This trans-Pacific gathering took place at SPICE’s annual Japan Day, which this year was scheduled to coincide with the delegates’ trip to the United States. During Japan Day, SPICE also recognized top high school scholars of the RSP, an online course on Japan. The BEYOND Tomorrow delegates mingled with other attendees, including RSP honorees David Chao and Kaylyn Cheape, RSP alumni, and distinguished RSP advisory committee members Ambassador Michael Armacost (Shorenstein Distinguished Fellow, Shorenstein APARC); Professor Emeritus Daniel I. Okimoto and Professor Phillip Lipscy, both of Stanford; and Professor Emeritus Nisuke Ando, Doshisha University and Kyoto University. Ando made the trip from Kyoto to Stanford for Japan Day.

Following the event, RSP and Stanford alumnus, Sekhar Paladugu, guided the delegates on a campus tour. Reflecting on the day, Gary Mukai, SPICE Director, commented, “The RSP and BEYOND Tomorrow both share the objective of cultivating future leaders. It has long been Naomi’s and my hope to bring youth together from both sides of the Pacific with hopes that an international community of students will be formed amongst them. Today was one of the highlights of my 25 years at Stanford University.”

Photo credit: Tomoyuki Sowa

After their stay in the Bay Area, the delegates flew to New York to give additional presentations and simply to experience life on the East Coast. There they attended a barbeque in Sleepy Hollow with David Janes, Director of Foundation Grants and Assistant to the President, United States-Japan Foundation, one of the supporting organizations of BEYOND Tomorrow and the original funding organization of the RSP. It was a chance to provide an opportunity for the students to interact with a diverse group of Americans and Japanese in a relaxed atmosphere and to see a historic part of the Hudson River Valley. Janes commented, “I was deeply inspired by the courage of the students to share their stories with us and moved by their embrace of life despite the tragedies they have each experienced.”

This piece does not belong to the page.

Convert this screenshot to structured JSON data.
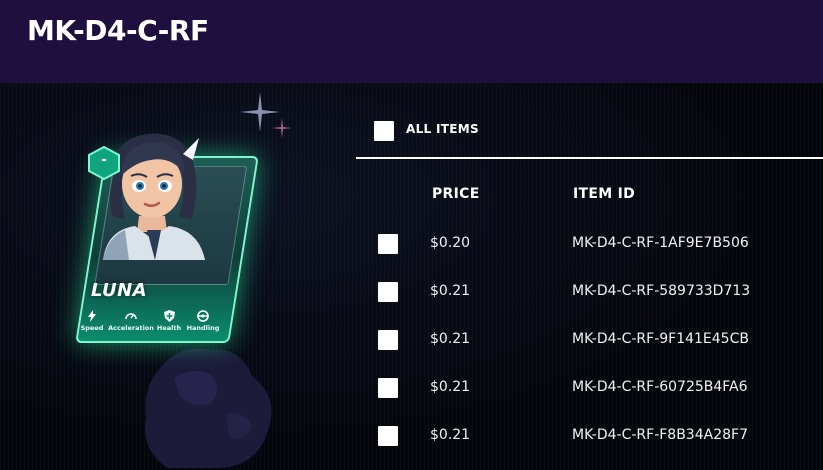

The Center for Global Partnership, the Japan Foundation, is the current primary funding organization of the RSP.